Members of the search committee assigned with finding a replacement for departing Dean of Student Affairs Betty Trachtenberg met Monday afternoon with Yale College Council representatives to discuss what qualities students think are important in the new dean.

The new student affairs dean should strengthen the institutional guidance offered to fledgling student organizations, streamline the process of organizing annual campuswide student events, and work to increase ties between Yale College and the University’s graduate programs, YCC members said at the meeting.

Associate Dean of Yale College and committee chair Jane Edwards said the committee met last week and finalized a 10-page position statement, which describes in detail the student affairs dean’s various responsibilities. The committee hopes to begin interviewing finalists for the position in the first week of May in order to make a recommendation to Yale College Dean Peter Salovey by the end of the month, she said.

The new dean should reach out to students in order to explain to them what is involved in forming campus organizations and to guide them through the process of securing University funding, YCC Vice President Steve Engler ’07 said. Although Trachtenberg is helpful in working with students who come to her for direction, many students do not know where to begin, he said.

“It’s the nature of the job that she only has limited time, but I think most students feel like they don’t see [Trachtenberg] unless they’re in trouble,” Engler said. “It would be helpful to have information sessions on getting funding and starting an organization, so that the dean is more of an opportunity-creator.”

Engler suggested that the new dean or somebody under the dean’s supervision arrange “open hours” at which leaders of student organizations could ask questions without setting up a formal meeting.

YCC Treasurer Dave Roosth ’09 said the new dean should work to improve the coordination of events such as the Fall Show and Spring Fling, which take place every year but are always organized by a different group of students.

“These are events that take place every year, but the turnover in the YCC is immense,” he said. “I think we can do a better job of working with the dean’s office to streamline the process so that they can tell us who we need to talk to and what we need to do.”

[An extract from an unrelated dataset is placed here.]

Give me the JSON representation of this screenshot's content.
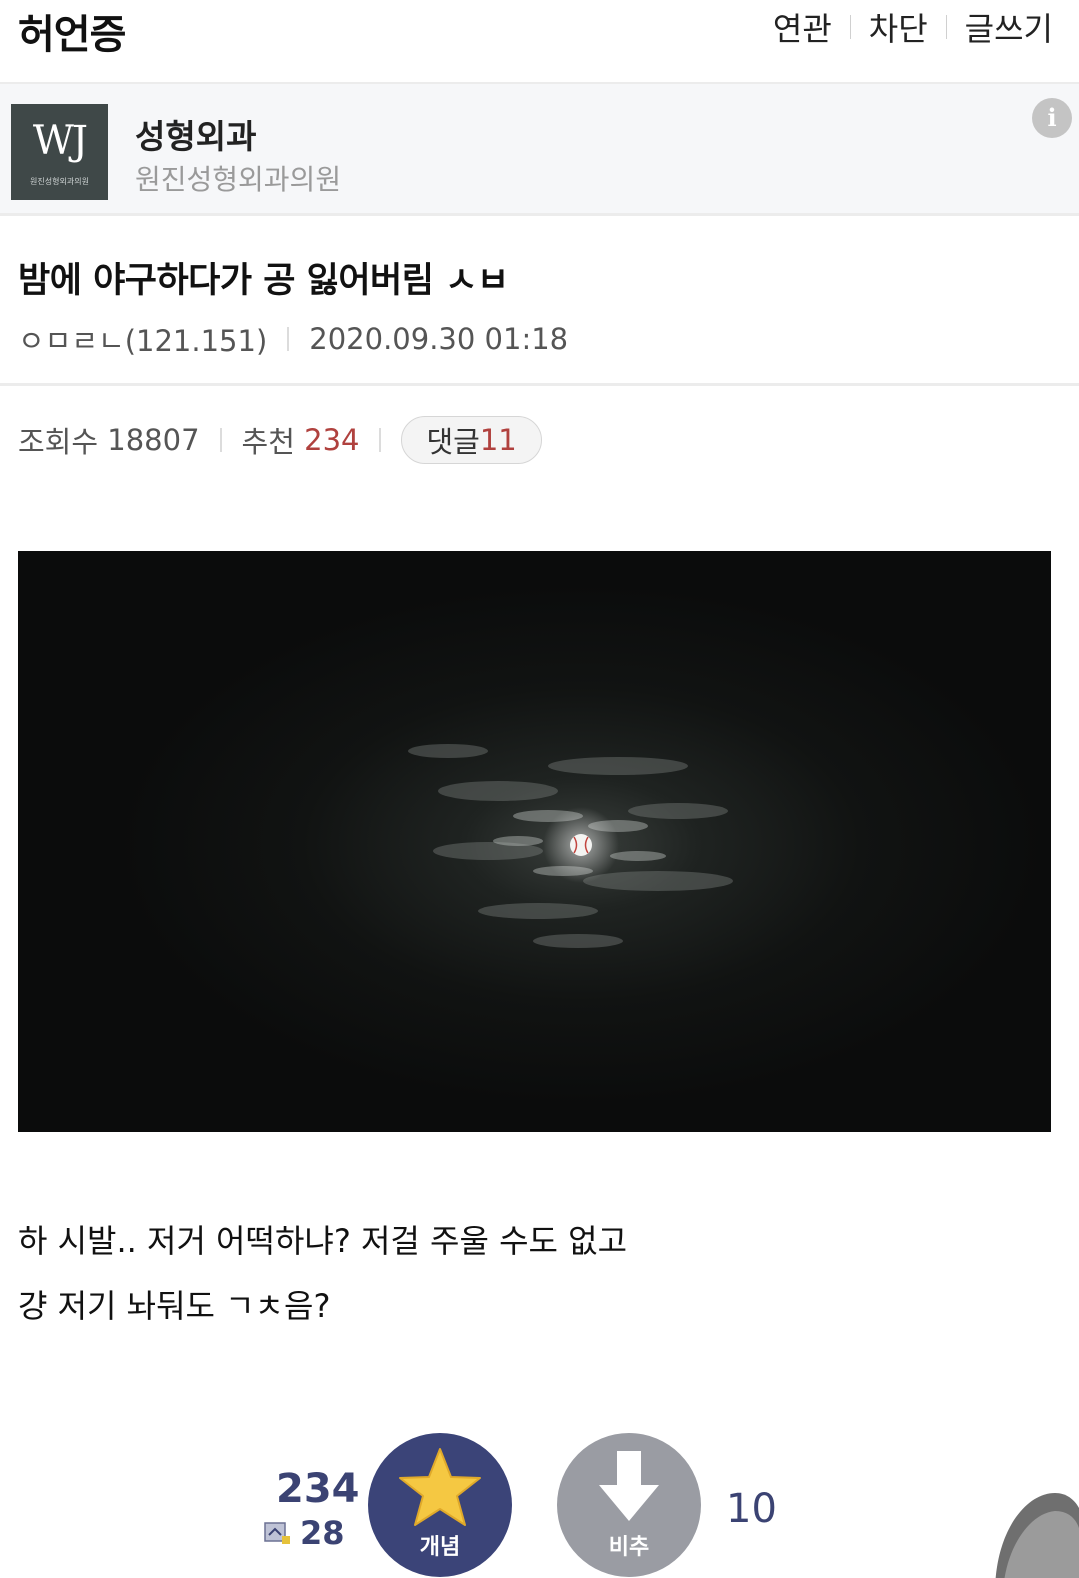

The committee should seek out candidates eager to work with administrators in the graduate and professional schools to coordinate logistical issues, especially the use of University theaters for rehearsals and performances, YCC Secretary Zach Marks ’09 said. The new dean should be someone who actively involves himself in campus activities even after the workday has ended, Marks said, as Trachtenberg did when she attended this year’s Winter Show last month.

The committee has hired a firm that helps organizations vet applicants, in part because Yale’s dean of student affairs position is different from similar posts at other colleges, Dean of Undergraduate Education and committee member Joseph Gordon said. Yale’s residential college system, with its masters and deans, allows the dean of student affairs to focus on issues of undergraduate life not related to living and dining arrangements — areas which occupy student affairs deans at many other schools, he said.

“The search firm is helping us figure out what the job is like at other schools,” Gordon said. “At most other schools this person would not be known — certainly by first name and last initial — to most students.”

The committee is looking at candidates both from within the University and at other schools, Gordon said, although the names of the candidates have not been made public.

In addition to Edwards and Gordon, the committee includes Assistant to the President Nina Glickson, Director of Undergraduate Studies in Women’s, Gender & Sexuality Studies Maria Trumpler, African-American Studies Department chair Robert Stepto, Josh Williams ’08 and Alexandra Suich ’08.

Marks said he hopes the committee will continue to solicit input from student groups on what characteristics the new dean should possess, since it is hard for a committee that includes only two students to capture the wide array of undergraduates’ concerns.

“The deans and the members of the search committee were very receptive to our comments,” he said. “But two students are just two students. It’s impossible for them to get across everything that people are thinking about.”

The committee received about 40 applications for the position, Edwards said. Trachtenberg announced in November that she will be stepping down at the end of this academic year, after 20 years of work at Yale.